Your instructions:
Please, without the pictures, restate every entry exactly.

(Stored data entries)
================================
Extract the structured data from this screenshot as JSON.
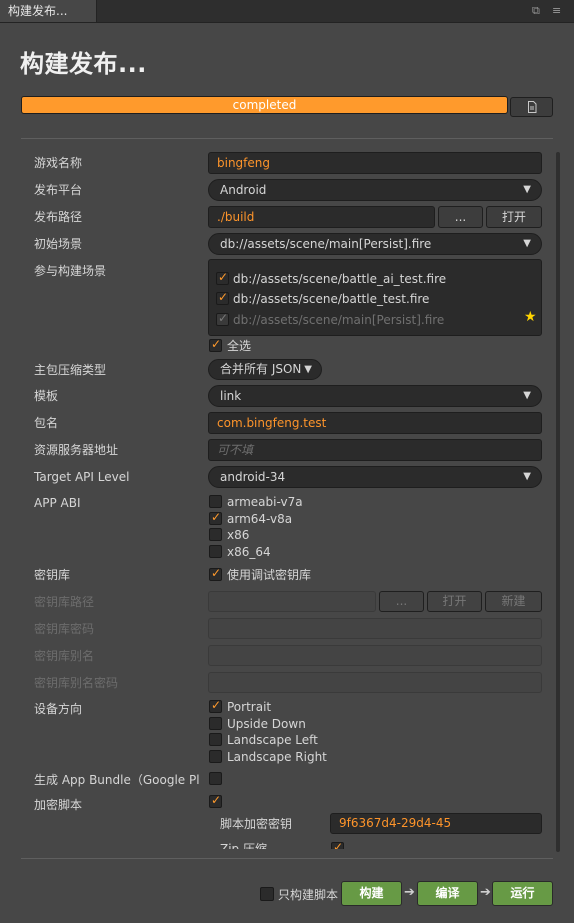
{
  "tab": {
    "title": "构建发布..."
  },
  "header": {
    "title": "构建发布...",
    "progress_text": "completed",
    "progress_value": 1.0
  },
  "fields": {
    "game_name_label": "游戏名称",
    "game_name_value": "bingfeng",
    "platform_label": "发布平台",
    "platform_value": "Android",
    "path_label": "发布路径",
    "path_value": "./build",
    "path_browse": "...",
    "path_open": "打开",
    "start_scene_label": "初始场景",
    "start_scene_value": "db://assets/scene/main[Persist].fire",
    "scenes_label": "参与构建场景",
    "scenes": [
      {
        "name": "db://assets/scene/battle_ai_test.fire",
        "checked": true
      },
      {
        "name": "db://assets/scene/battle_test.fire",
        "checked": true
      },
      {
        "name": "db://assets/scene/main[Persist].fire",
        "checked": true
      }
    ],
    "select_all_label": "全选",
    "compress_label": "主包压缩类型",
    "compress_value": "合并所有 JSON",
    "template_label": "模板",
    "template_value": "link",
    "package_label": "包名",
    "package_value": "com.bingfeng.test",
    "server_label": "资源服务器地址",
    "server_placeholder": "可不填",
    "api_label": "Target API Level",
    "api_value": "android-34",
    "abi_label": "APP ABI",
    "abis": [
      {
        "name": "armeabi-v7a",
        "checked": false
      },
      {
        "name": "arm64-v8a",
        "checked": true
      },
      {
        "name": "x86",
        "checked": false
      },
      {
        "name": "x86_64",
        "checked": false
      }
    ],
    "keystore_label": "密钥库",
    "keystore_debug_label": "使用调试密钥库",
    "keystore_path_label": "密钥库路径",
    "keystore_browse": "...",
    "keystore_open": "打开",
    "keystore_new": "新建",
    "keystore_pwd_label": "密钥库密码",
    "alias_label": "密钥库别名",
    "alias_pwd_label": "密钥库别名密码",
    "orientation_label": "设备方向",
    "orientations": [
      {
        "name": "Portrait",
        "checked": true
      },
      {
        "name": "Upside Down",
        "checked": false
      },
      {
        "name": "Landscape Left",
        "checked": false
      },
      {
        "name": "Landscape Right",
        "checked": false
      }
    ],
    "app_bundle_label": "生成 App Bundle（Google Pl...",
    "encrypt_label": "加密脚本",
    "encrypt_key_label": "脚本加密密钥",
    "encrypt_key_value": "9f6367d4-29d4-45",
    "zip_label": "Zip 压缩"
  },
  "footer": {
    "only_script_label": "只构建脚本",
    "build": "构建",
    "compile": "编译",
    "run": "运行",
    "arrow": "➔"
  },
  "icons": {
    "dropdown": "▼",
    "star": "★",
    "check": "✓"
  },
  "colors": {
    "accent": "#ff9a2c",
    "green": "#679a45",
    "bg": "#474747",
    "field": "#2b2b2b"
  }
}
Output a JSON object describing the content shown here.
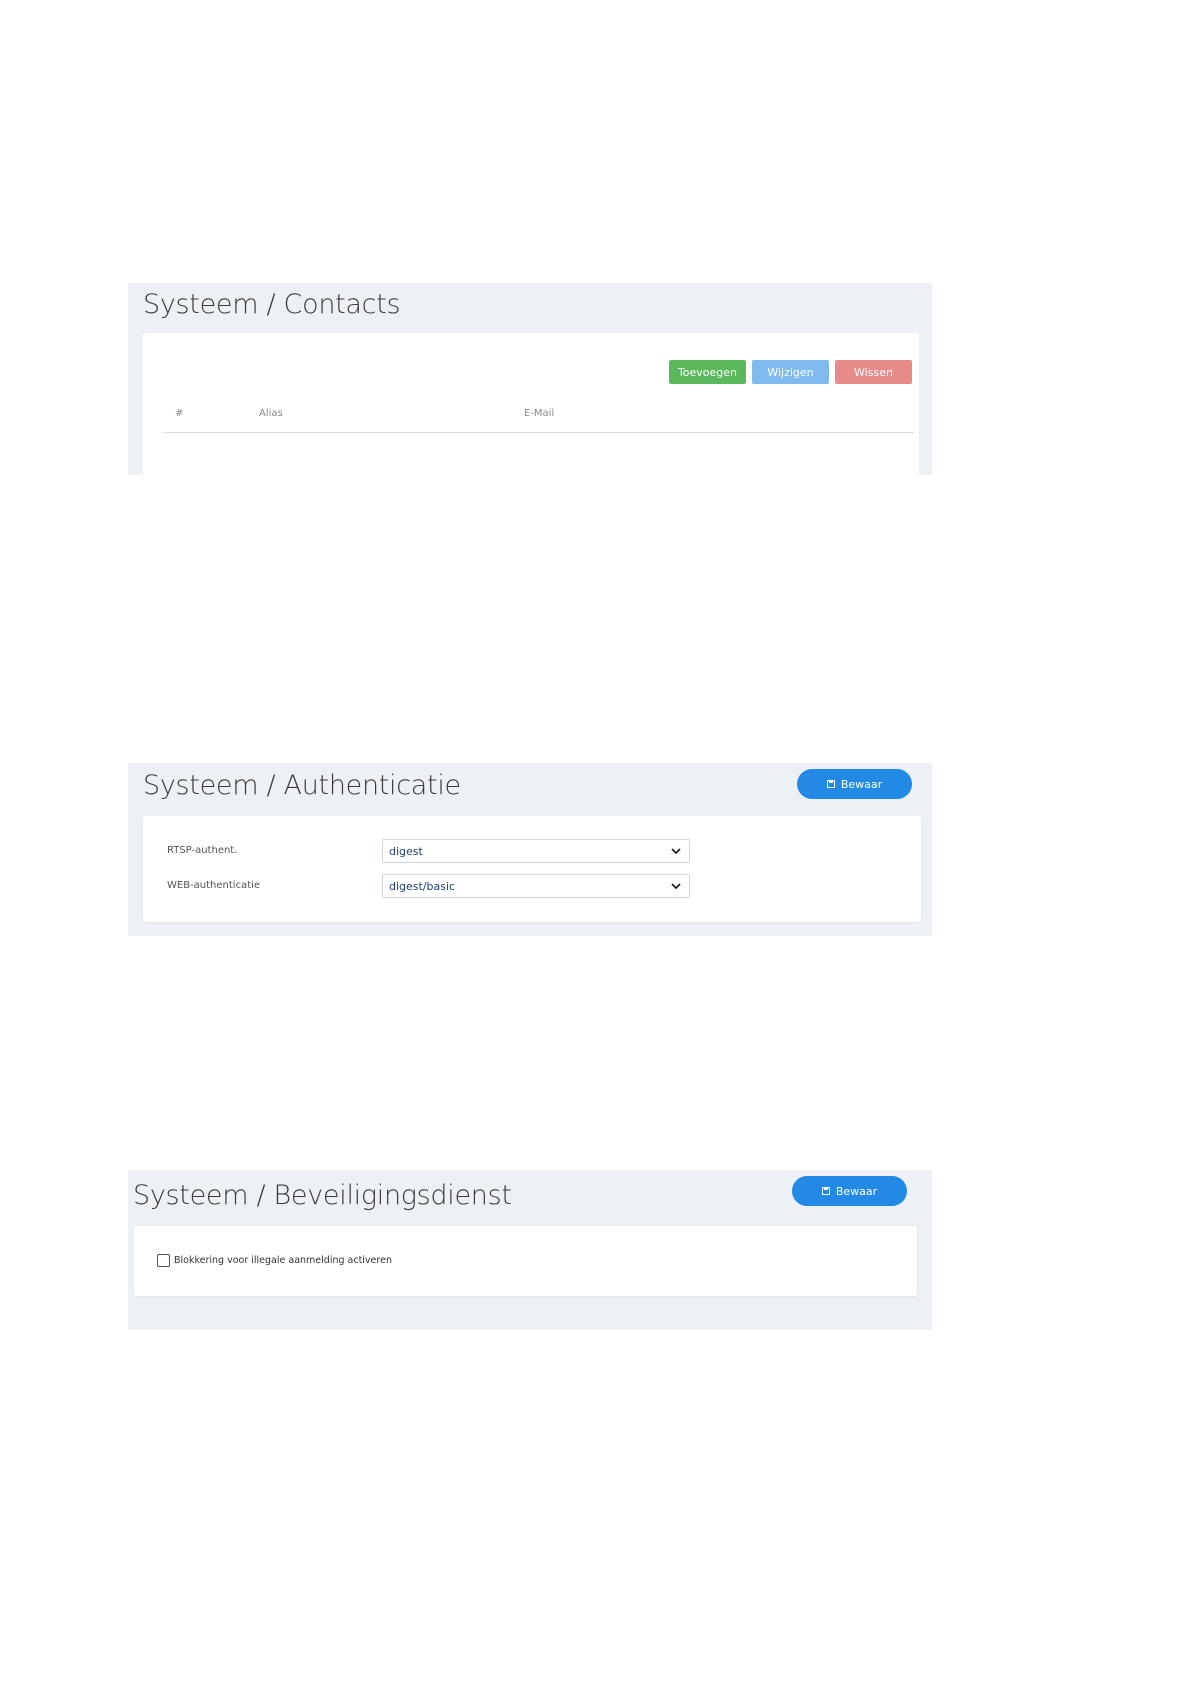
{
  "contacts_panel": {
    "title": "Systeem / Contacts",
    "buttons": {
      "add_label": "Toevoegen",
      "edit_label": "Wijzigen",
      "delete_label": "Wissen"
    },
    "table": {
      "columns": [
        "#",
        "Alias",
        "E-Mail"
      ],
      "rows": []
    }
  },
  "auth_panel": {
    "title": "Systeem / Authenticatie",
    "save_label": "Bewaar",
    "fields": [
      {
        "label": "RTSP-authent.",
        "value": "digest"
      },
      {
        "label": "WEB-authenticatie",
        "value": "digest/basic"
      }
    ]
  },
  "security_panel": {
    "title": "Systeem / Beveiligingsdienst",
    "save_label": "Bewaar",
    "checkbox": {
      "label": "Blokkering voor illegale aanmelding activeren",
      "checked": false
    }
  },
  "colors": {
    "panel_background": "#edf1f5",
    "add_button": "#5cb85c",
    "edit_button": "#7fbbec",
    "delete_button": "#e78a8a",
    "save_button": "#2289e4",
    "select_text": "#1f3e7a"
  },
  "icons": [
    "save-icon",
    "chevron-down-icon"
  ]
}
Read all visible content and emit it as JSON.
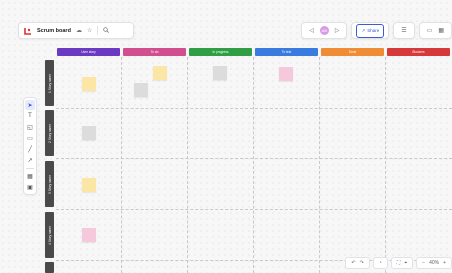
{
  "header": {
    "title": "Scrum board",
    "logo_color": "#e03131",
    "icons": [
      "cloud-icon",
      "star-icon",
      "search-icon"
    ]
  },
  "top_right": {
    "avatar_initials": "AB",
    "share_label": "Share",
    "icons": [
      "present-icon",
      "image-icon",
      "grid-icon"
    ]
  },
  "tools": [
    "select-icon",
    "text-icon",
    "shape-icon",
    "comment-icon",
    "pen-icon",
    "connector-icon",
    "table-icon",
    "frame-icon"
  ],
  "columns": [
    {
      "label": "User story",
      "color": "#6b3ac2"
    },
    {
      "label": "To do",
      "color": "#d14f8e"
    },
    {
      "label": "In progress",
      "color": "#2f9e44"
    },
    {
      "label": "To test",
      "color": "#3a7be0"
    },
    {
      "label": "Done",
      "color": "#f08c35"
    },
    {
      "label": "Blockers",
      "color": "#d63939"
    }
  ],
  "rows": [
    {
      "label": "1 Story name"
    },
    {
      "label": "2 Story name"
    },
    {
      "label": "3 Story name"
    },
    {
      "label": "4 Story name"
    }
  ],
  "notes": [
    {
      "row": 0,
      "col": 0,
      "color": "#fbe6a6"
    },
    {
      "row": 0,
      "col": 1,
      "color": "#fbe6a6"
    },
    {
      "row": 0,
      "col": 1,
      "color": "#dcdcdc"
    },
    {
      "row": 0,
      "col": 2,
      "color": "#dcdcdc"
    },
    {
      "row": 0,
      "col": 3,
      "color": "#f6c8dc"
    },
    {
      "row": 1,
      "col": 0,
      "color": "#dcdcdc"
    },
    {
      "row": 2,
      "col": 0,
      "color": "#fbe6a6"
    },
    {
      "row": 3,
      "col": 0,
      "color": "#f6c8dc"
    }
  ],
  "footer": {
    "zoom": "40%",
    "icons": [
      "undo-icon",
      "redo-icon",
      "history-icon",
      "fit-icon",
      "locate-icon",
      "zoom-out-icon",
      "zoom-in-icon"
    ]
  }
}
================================
Result for this task:
Extract the structured data from this screenshot as JSON.
{
  "tab": {
    "title": "构建发布..."
  },
  "header": {
    "title": "构建发布...",
    "progress_text": "completed",
    "progress_value": 1.0
  },
  "fields": {
    "game_name_label": "游戏名称",
    "game_name_value": "bingfeng",
    "platform_label": "发布平台",
    "platform_value": "Android",
    "path_label": "发布路径",
    "path_value": "./build",
    "path_browse": "...",
    "path_open": "打开",
    "start_scene_label": "初始场景",
    "start_scene_value": "db://assets/scene/main[Persist].fire",
    "scenes_label": "参与构建场景",
    "scenes": [
      {
        "name": "db://assets/scene/battle_ai_test.fire",
        "checked": true
      },
      {
        "name": "db://assets/scene/battle_test.fire",
        "checked": true
      },
      {
        "name": "db://assets/scene/main[Persist].fire",
        "checked": true
      }
    ],
    "select_all_label": "全选",
    "compress_label": "主包压缩类型",
    "compress_value": "合并所有 JSON",
    "template_label": "模板",
    "template_value": "link",
    "package_label": "包名",
    "package_value": "com.bingfeng.test",
    "server_label": "资源服务器地址",
    "server_placeholder": "可不填",
    "api_label": "Target API Level",
    "api_value": "android-34",
    "abi_label": "APP ABI",
    "abis": [
      {
        "name": "armeabi-v7a",
        "checked": false
      },
      {
        "name": "arm64-v8a",
        "checked": true
      },
      {
        "name": "x86",
        "checked": false
      },
      {
        "name": "x86_64",
        "checked": false
      }
    ],
    "keystore_label": "密钥库",
    "keystore_debug_label": "使用调试密钥库",
    "keystore_path_label": "密钥库路径",
    "keystore_browse": "...",
    "keystore_open": "打开",
    "keystore_new": "新建",
    "keystore_pwd_label": "密钥库密码",
    "alias_label": "密钥库别名",
    "alias_pwd_label": "密钥库别名密码",
    "orientation_label": "设备方向",
    "orientations": [
      {
        "name": "Portrait",
        "checked": true
      },
      {
        "name": "Upside Down",
        "checked": false
      },
      {
        "name": "Landscape Left",
        "checked": false
      },
      {
        "name": "Landscape Right",
        "checked": false
      }
    ],
    "app_bundle_label": "生成 App Bundle（Google Pl...",
    "encrypt_label": "加密脚本",
    "encrypt_key_label": "脚本加密密钥",
    "encrypt_key_value": "9f6367d4-29d4-45",
    "zip_label": "Zip 压缩"
  },
  "footer": {
    "only_script_label": "只构建脚本",
    "build": "构建",
    "compile": "编译",
    "run": "运行",
    "arrow": "➔"
  },
  "icons": {
    "dropdown": "▼",
    "star": "★",
    "check": "✓"
  },
  "colors": {
    "accent": "#ff9a2c",
    "green": "#679a45",
    "bg": "#474747",
    "field": "#2b2b2b"
  }
}
Output a JSON object describing the content shown here.
{
  "contacts_panel": {
    "title": "Systeem / Contacts",
    "buttons": {
      "add_label": "Toevoegen",
      "edit_label": "Wijzigen",
      "delete_label": "Wissen"
    },
    "table": {
      "columns": [
        "#",
        "Alias",
        "E-Mail"
      ],
      "rows": []
    }
  },
  "auth_panel": {
    "title": "Systeem / Authenticatie",
    "save_label": "Bewaar",
    "fields": [
      {
        "label": "RTSP-authent.",
        "value": "digest"
      },
      {
        "label": "WEB-authenticatie",
        "value": "digest/basic"
      }
    ]
  },
  "security_panel": {
    "title": "Systeem / Beveiligingsdienst",
    "save_label": "Bewaar",
    "checkbox": {
      "label": "Blokkering voor illegale aanmelding activeren",
      "checked": false
    }
  },
  "colors": {
    "panel_background": "#edf1f5",
    "add_button": "#5cb85c",
    "edit_button": "#7fbbec",
    "delete_button": "#e78a8a",
    "save_button": "#2289e4",
    "select_text": "#1f3e7a"
  },
  "icons": [
    "save-icon",
    "chevron-down-icon"
  ]
}
Read all visible content and emit it as JSON.
{
  "header": {
    "title": "Scrum board",
    "logo_color": "#e03131",
    "icons": [
      "cloud-icon",
      "star-icon",
      "search-icon"
    ]
  },
  "top_right": {
    "avatar_initials": "AB",
    "share_label": "Share",
    "icons": [
      "present-icon",
      "image-icon",
      "grid-icon"
    ]
  },
  "tools": [
    "select-icon",
    "text-icon",
    "shape-icon",
    "comment-icon",
    "pen-icon",
    "connector-icon",
    "table-icon",
    "frame-icon"
  ],
  "columns": [
    {
      "label": "User story",
      "color": "#6b3ac2"
    },
    {
      "label": "To do",
      "color": "#d14f8e"
    },
    {
      "label": "In progress",
      "color": "#2f9e44"
    },
    {
      "label": "To test",
      "color": "#3a7be0"
    },
    {
      "label": "Done",
      "color": "#f08c35"
    },
    {
      "label": "Blockers",
      "color": "#d63939"
    }
  ],
  "rows": [
    {
      "label": "1 Story name"
    },
    {
      "label": "2 Story name"
    },
    {
      "label": "3 Story name"
    },
    {
      "label": "4 Story name"
    }
  ],
  "notes": [
    {
      "row": 0,
      "col": 0,
      "color": "#fbe6a6"
    },
    {
      "row": 0,
      "col": 1,
      "color": "#fbe6a6"
    },
    {
      "row": 0,
      "col": 1,
      "color": "#dcdcdc"
    },
    {
      "row": 0,
      "col": 2,
      "color": "#dcdcdc"
    },
    {
      "row": 0,
      "col": 3,
      "color": "#f6c8dc"
    },
    {
      "row": 1,
      "col": 0,
      "color": "#dcdcdc"
    },
    {
      "row": 2,
      "col": 0,
      "color": "#fbe6a6"
    },
    {
      "row": 3,
      "col": 0,
      "color": "#f6c8dc"
    }
  ],
  "footer": {
    "zoom": "40%",
    "icons": [
      "undo-icon",
      "redo-icon",
      "history-icon",
      "fit-icon",
      "locate-icon",
      "zoom-out-icon",
      "zoom-in-icon"
    ]
  }
}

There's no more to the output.